Statin modulation of monocyte phenotype and function: implications for HIV-1-associated neurocognitive disorders.

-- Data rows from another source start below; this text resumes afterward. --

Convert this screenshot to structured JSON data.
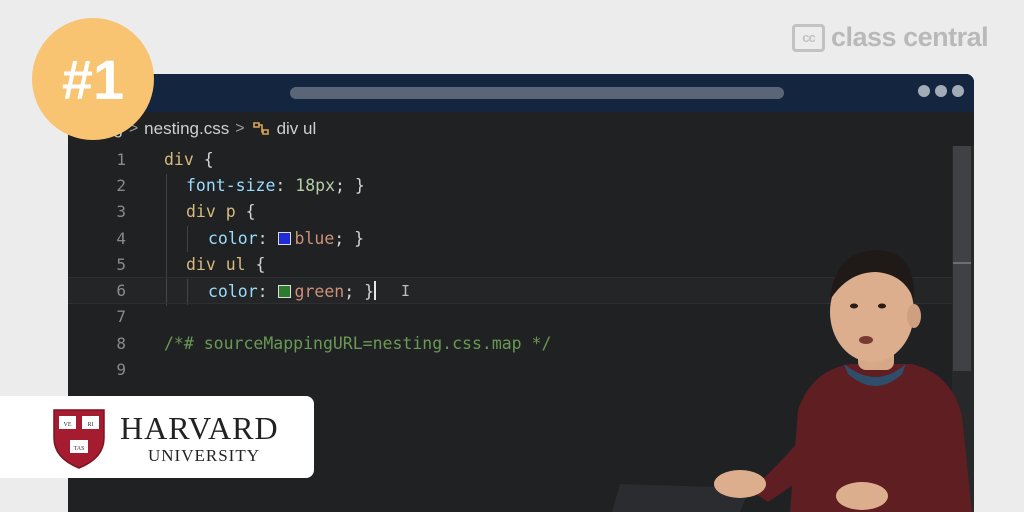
{
  "brand": {
    "logo_box": "cc",
    "logo_text": "class central"
  },
  "rank_badge": "#1",
  "editor": {
    "breadcrumb": {
      "folder": "nesting",
      "file": "nesting.css",
      "symbol": "div ul",
      "sep": ">"
    },
    "lines": [
      {
        "n": "1",
        "tokens": {
          "a": "div",
          "b": " {"
        }
      },
      {
        "n": "2",
        "tokens": {
          "prop": "font-size",
          "colon": ": ",
          "num": "18px",
          "end": "; }"
        }
      },
      {
        "n": "3",
        "tokens": {
          "a": "div p",
          "b": " {"
        }
      },
      {
        "n": "4",
        "tokens": {
          "prop": "color",
          "colon": ": ",
          "val": "blue",
          "end": "; }",
          "swatch": "#1f2bd6"
        }
      },
      {
        "n": "5",
        "tokens": {
          "a": "div ul",
          "b": " {"
        }
      },
      {
        "n": "6",
        "tokens": {
          "prop": "color",
          "colon": ": ",
          "val": "green",
          "end": "; }",
          "swatch": "#2f7a2f"
        }
      },
      {
        "n": "7"
      },
      {
        "n": "8",
        "tokens": {
          "comment": "/*# sourceMappingURL=nesting.css.map */"
        }
      },
      {
        "n": "9"
      }
    ]
  },
  "university": {
    "name": "HARVARD",
    "subtitle": "UNIVERSITY",
    "shield_letters": [
      "VE",
      "RI",
      "TAS"
    ]
  },
  "colors": {
    "badge": "#f8c471",
    "window_bar": "#14253f",
    "editor_bg": "#1f2123",
    "shield_red": "#a51c30"
  }
}
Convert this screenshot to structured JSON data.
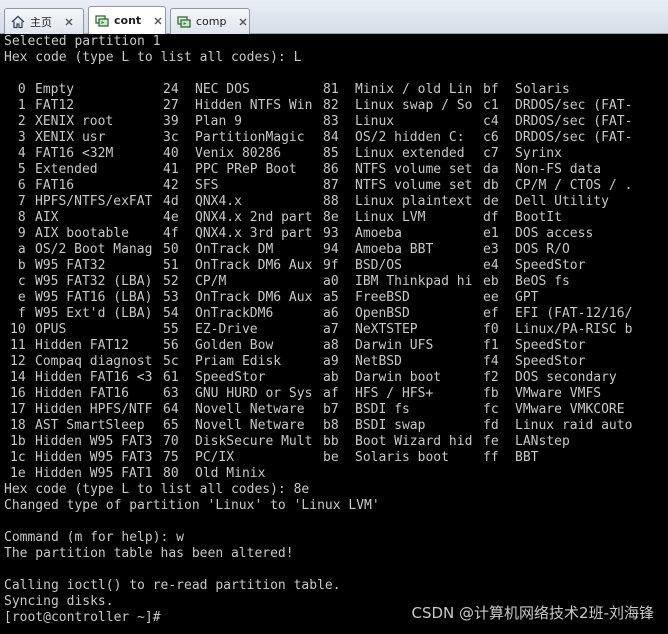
{
  "tabs": [
    {
      "label": "主页",
      "icon": "home-icon",
      "active": false
    },
    {
      "label": "cont",
      "icon": "vm-icon",
      "active": true
    },
    {
      "label": "comp",
      "icon": "vm-icon",
      "active": false
    }
  ],
  "terminal": {
    "header_lines": [
      "Selected partition 1",
      "Hex code (type L to list all codes): L"
    ],
    "partition_codes": [
      [
        " 0",
        "Empty"
      ],
      [
        "24",
        "NEC DOS"
      ],
      [
        "81",
        "Minix / old Lin"
      ],
      [
        "bf",
        "Solaris"
      ],
      [
        " 1",
        "FAT12"
      ],
      [
        "27",
        "Hidden NTFS Win"
      ],
      [
        "82",
        "Linux swap / So"
      ],
      [
        "c1",
        "DRDOS/sec (FAT-"
      ],
      [
        " 2",
        "XENIX root"
      ],
      [
        "39",
        "Plan 9"
      ],
      [
        "83",
        "Linux"
      ],
      [
        "c4",
        "DRDOS/sec (FAT-"
      ],
      [
        " 3",
        "XENIX usr"
      ],
      [
        "3c",
        "PartitionMagic"
      ],
      [
        "84",
        "OS/2 hidden C:"
      ],
      [
        "c6",
        "DRDOS/sec (FAT-"
      ],
      [
        " 4",
        "FAT16 <32M"
      ],
      [
        "40",
        "Venix 80286"
      ],
      [
        "85",
        "Linux extended"
      ],
      [
        "c7",
        "Syrinx"
      ],
      [
        " 5",
        "Extended"
      ],
      [
        "41",
        "PPC PReP Boot"
      ],
      [
        "86",
        "NTFS volume set"
      ],
      [
        "da",
        "Non-FS data"
      ],
      [
        " 6",
        "FAT16"
      ],
      [
        "42",
        "SFS"
      ],
      [
        "87",
        "NTFS volume set"
      ],
      [
        "db",
        "CP/M / CTOS / ."
      ],
      [
        " 7",
        "HPFS/NTFS/exFAT"
      ],
      [
        "4d",
        "QNX4.x"
      ],
      [
        "88",
        "Linux plaintext"
      ],
      [
        "de",
        "Dell Utility"
      ],
      [
        " 8",
        "AIX"
      ],
      [
        "4e",
        "QNX4.x 2nd part"
      ],
      [
        "8e",
        "Linux LVM"
      ],
      [
        "df",
        "BootIt"
      ],
      [
        " 9",
        "AIX bootable"
      ],
      [
        "4f",
        "QNX4.x 3rd part"
      ],
      [
        "93",
        "Amoeba"
      ],
      [
        "e1",
        "DOS access"
      ],
      [
        " a",
        "OS/2 Boot Manag"
      ],
      [
        "50",
        "OnTrack DM"
      ],
      [
        "94",
        "Amoeba BBT"
      ],
      [
        "e3",
        "DOS R/O"
      ],
      [
        " b",
        "W95 FAT32"
      ],
      [
        "51",
        "OnTrack DM6 Aux"
      ],
      [
        "9f",
        "BSD/OS"
      ],
      [
        "e4",
        "SpeedStor"
      ],
      [
        " c",
        "W95 FAT32 (LBA)"
      ],
      [
        "52",
        "CP/M"
      ],
      [
        "a0",
        "IBM Thinkpad hi"
      ],
      [
        "eb",
        "BeOS fs"
      ],
      [
        " e",
        "W95 FAT16 (LBA)"
      ],
      [
        "53",
        "OnTrack DM6 Aux"
      ],
      [
        "a5",
        "FreeBSD"
      ],
      [
        "ee",
        "GPT"
      ],
      [
        " f",
        "W95 Ext'd (LBA)"
      ],
      [
        "54",
        "OnTrackDM6"
      ],
      [
        "a6",
        "OpenBSD"
      ],
      [
        "ef",
        "EFI (FAT-12/16/"
      ],
      [
        "10",
        "OPUS"
      ],
      [
        "55",
        "EZ-Drive"
      ],
      [
        "a7",
        "NeXTSTEP"
      ],
      [
        "f0",
        "Linux/PA-RISC b"
      ],
      [
        "11",
        "Hidden FAT12"
      ],
      [
        "56",
        "Golden Bow"
      ],
      [
        "a8",
        "Darwin UFS"
      ],
      [
        "f1",
        "SpeedStor"
      ],
      [
        "12",
        "Compaq diagnost"
      ],
      [
        "5c",
        "Priam Edisk"
      ],
      [
        "a9",
        "NetBSD"
      ],
      [
        "f4",
        "SpeedStor"
      ],
      [
        "14",
        "Hidden FAT16 <3"
      ],
      [
        "61",
        "SpeedStor"
      ],
      [
        "ab",
        "Darwin boot"
      ],
      [
        "f2",
        "DOS secondary"
      ],
      [
        "16",
        "Hidden FAT16"
      ],
      [
        "63",
        "GNU HURD or Sys"
      ],
      [
        "af",
        "HFS / HFS+"
      ],
      [
        "fb",
        "VMware VMFS"
      ],
      [
        "17",
        "Hidden HPFS/NTF"
      ],
      [
        "64",
        "Novell Netware"
      ],
      [
        "b7",
        "BSDI fs"
      ],
      [
        "fc",
        "VMware VMKCORE"
      ],
      [
        "18",
        "AST SmartSleep"
      ],
      [
        "65",
        "Novell Netware"
      ],
      [
        "b8",
        "BSDI swap"
      ],
      [
        "fd",
        "Linux raid auto"
      ],
      [
        "1b",
        "Hidden W95 FAT3"
      ],
      [
        "70",
        "DiskSecure Mult"
      ],
      [
        "bb",
        "Boot Wizard hid"
      ],
      [
        "fe",
        "LANstep"
      ],
      [
        "1c",
        "Hidden W95 FAT3"
      ],
      [
        "75",
        "PC/IX"
      ],
      [
        "be",
        "Solaris boot"
      ],
      [
        "ff",
        "BBT"
      ],
      [
        "1e",
        "Hidden W95 FAT1"
      ],
      [
        "80",
        "Old Minix"
      ]
    ],
    "footer_lines": [
      "Hex code (type L to list all codes): 8e",
      "Changed type of partition 'Linux' to 'Linux LVM'",
      "",
      "Command (m for help): w",
      "The partition table has been altered!",
      "",
      "Calling ioctl() to re-read partition table.",
      "Syncing disks.",
      "[root@controller ~]#"
    ]
  },
  "watermark": "CSDN @计算机网络技术2班-刘海锋"
}
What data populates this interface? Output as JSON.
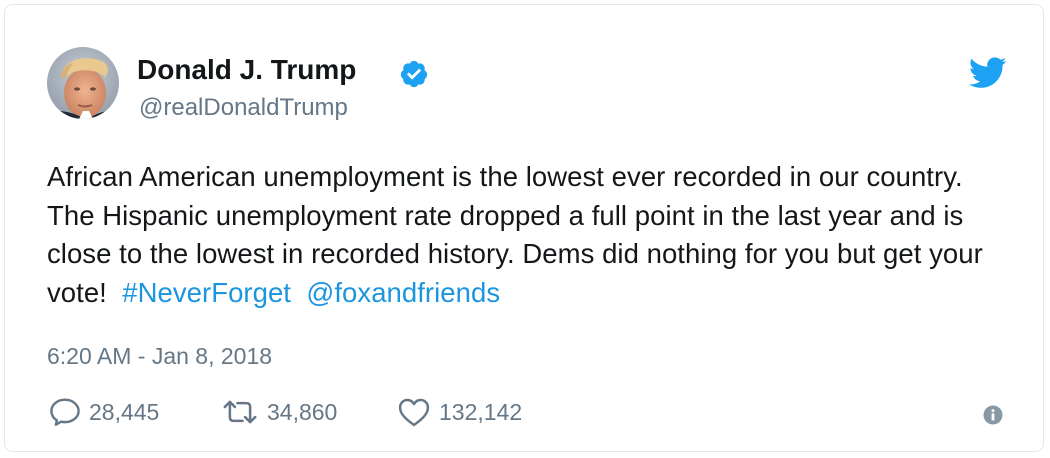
{
  "author": {
    "display_name": "Donald J. Trump",
    "handle": "@realDonaldTrump",
    "verified": true
  },
  "tweet": {
    "text_before_links": "African American unemployment is the lowest ever recorded in our country. The Hispanic unemployment rate dropped a full point in the last year and is close to the lowest in recorded history. Dems did nothing for you but get your vote!",
    "hashtag": "#NeverForget",
    "mention": "@foxandfriends",
    "timestamp": "6:20 AM - Jan 8, 2018"
  },
  "actions": {
    "replies": "28,445",
    "retweets": "34,860",
    "likes": "132,142"
  },
  "icons": {
    "brand": "twitter-bird-icon",
    "verified": "verified-badge-icon",
    "reply": "reply-icon",
    "retweet": "retweet-icon",
    "like": "heart-icon",
    "info": "info-icon"
  },
  "colors": {
    "brand_blue": "#1da1f2",
    "link_blue": "#1b95e0",
    "text": "#14171a",
    "secondary_text": "#657786",
    "border": "#e1e8ed"
  }
}
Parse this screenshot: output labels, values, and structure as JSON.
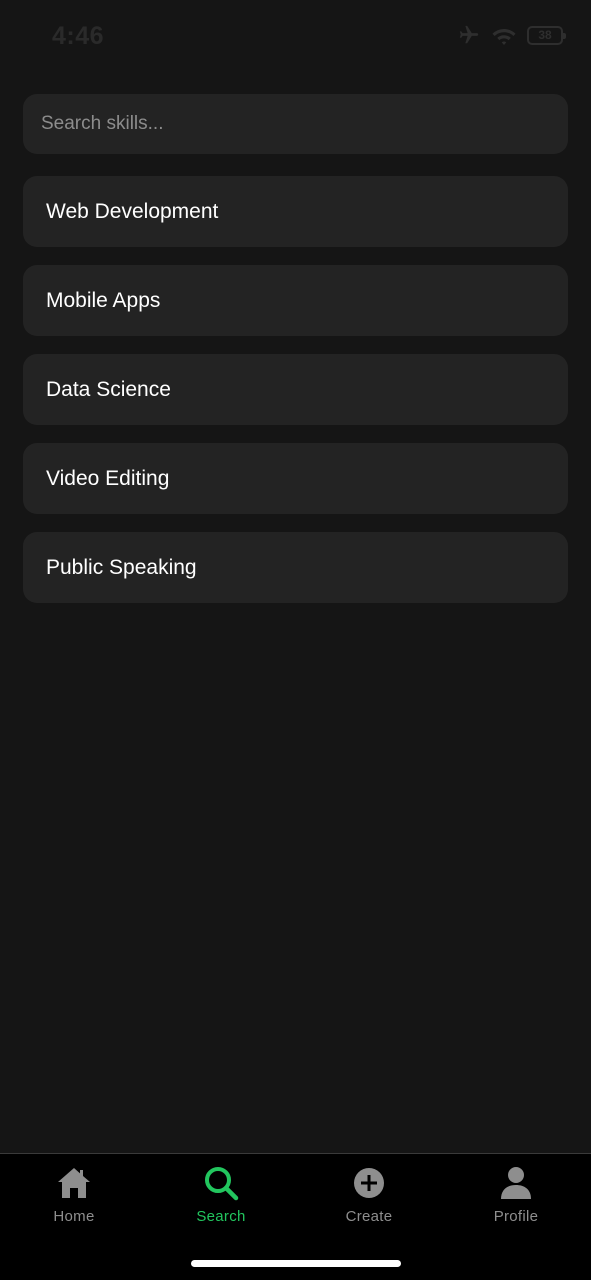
{
  "status_bar": {
    "time": "4:46",
    "battery": "38",
    "icons": [
      "airplane-icon",
      "wifi-icon",
      "battery-icon"
    ]
  },
  "search": {
    "placeholder": "Search skills...",
    "value": ""
  },
  "skills": [
    {
      "label": "Web Development"
    },
    {
      "label": "Mobile Apps"
    },
    {
      "label": "Data Science"
    },
    {
      "label": "Video Editing"
    },
    {
      "label": "Public Speaking"
    }
  ],
  "tab_bar": {
    "active_color": "#22c55e",
    "inactive_color": "#8e8e8e",
    "tabs": [
      {
        "label": "Home",
        "icon": "home-icon"
      },
      {
        "label": "Search",
        "icon": "search-icon",
        "active": true
      },
      {
        "label": "Create",
        "icon": "plus-circle-icon"
      },
      {
        "label": "Profile",
        "icon": "person-icon"
      }
    ]
  }
}
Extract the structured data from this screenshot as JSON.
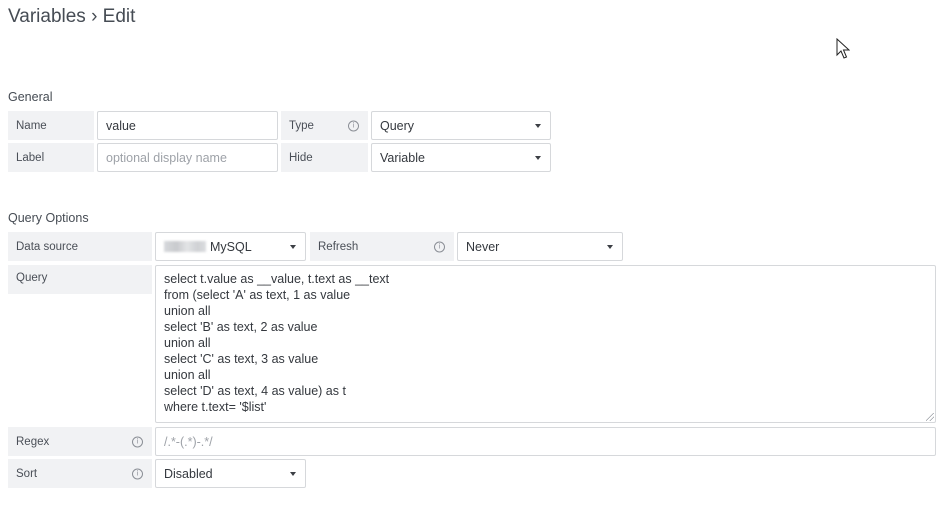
{
  "header": {
    "title": "Variables › Edit"
  },
  "general": {
    "title": "General",
    "name_label": "Name",
    "name_value": "value",
    "type_label": "Type",
    "type_value": "Query",
    "label_label": "Label",
    "label_placeholder": "optional display name",
    "hide_label": "Hide",
    "hide_value": "Variable"
  },
  "query_options": {
    "title": "Query Options",
    "datasource_label": "Data source",
    "datasource_value": "MySQL",
    "refresh_label": "Refresh",
    "refresh_value": "Never",
    "query_label": "Query",
    "query_lines": [
      "select t.value as __value, t.text as __text",
      "from (select 'A' as text, 1 as value",
      "union all",
      "select 'B' as text, 2 as value",
      "union all",
      "select 'C' as text, 3 as value",
      "union all",
      "select 'D' as text, 4 as value) as t",
      "where t.text= '$list'"
    ],
    "regex_label": "Regex",
    "regex_placeholder": "/.*-(.*)-.*/",
    "sort_label": "Sort",
    "sort_value": "Disabled"
  },
  "icons": {
    "info": "info-circle-icon",
    "dropdown": "caret-down-icon",
    "cursor": "mouse-pointer-icon"
  },
  "colors": {
    "label_bg": "#f1f2f4",
    "input_border": "#d6d8db",
    "text": "#34383e"
  }
}
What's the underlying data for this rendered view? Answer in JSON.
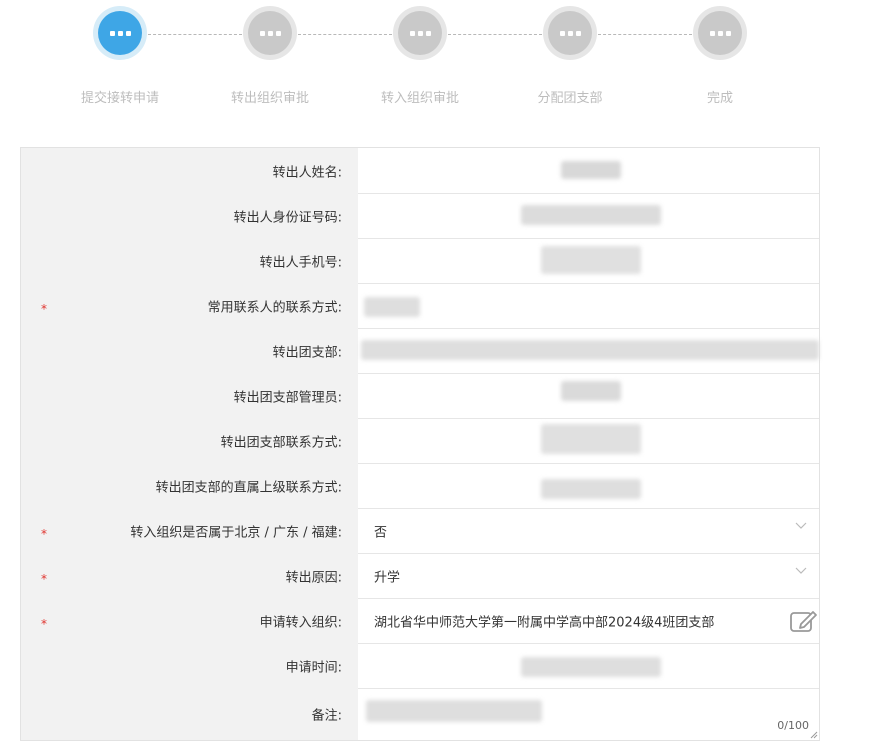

HIV-1-associated neurocognitive disorder (HAND) remains a persistent problem despite antiretroviral therapy (ART), largely a result of continued inflammation in the periphery and the brain and neurotoxin release from activated myeloid cells in the CNS. CD14+CD16+ inflammatory monocytes, expanded in HIV infection, play a central role in the pathogenesis of HAND and have parallels with monocyte-dependent inflammatory mechanisms in atherosclerosis. Statins, through their HMG-CoA reductase inhibitor activity, have pleiotropic immunomodulatory properties that contribute to their benefit in atherosclerosis beyond lipid lowering. Here, we investigated whether statins would modulate the monocyte phenotype and function associated with HIV-1 neuropathogenesis. Treatment ex vivo with simvastatin and atorvastatin reduced the proportion of CD16+ monocytes in peripheral blood mononuclear cells, as well as in purified monocytes, especially CD14++CD16+ "intermediate" monocytes most closely associated with neurocognitive disease. Statin treatment also markedly reduced expression of CD163, which is also linked to HAND pathogenesis. Finally, simvastatin inhibited production of monocyte chemoattractant protein-1 (MCP-1) and other inflammatory cytokines following LPS stimulation and reduced monocyte chemotaxis in response to MCP-1, a major driver of myeloid cell accumulation in the CNS in HAND. Together, these findings suggest that statin drugs may be useful to prevent or reduce HAND in HIV-1-infected subjects on ART with persistent monocyte activation and inflammation.
|Authors:||Yadav A, Betts MR, Collman RG.|
|Journal:||J Neurovirol. 2016 Oct;22(5):584-596.|
|PubMed:||Find in PubMed|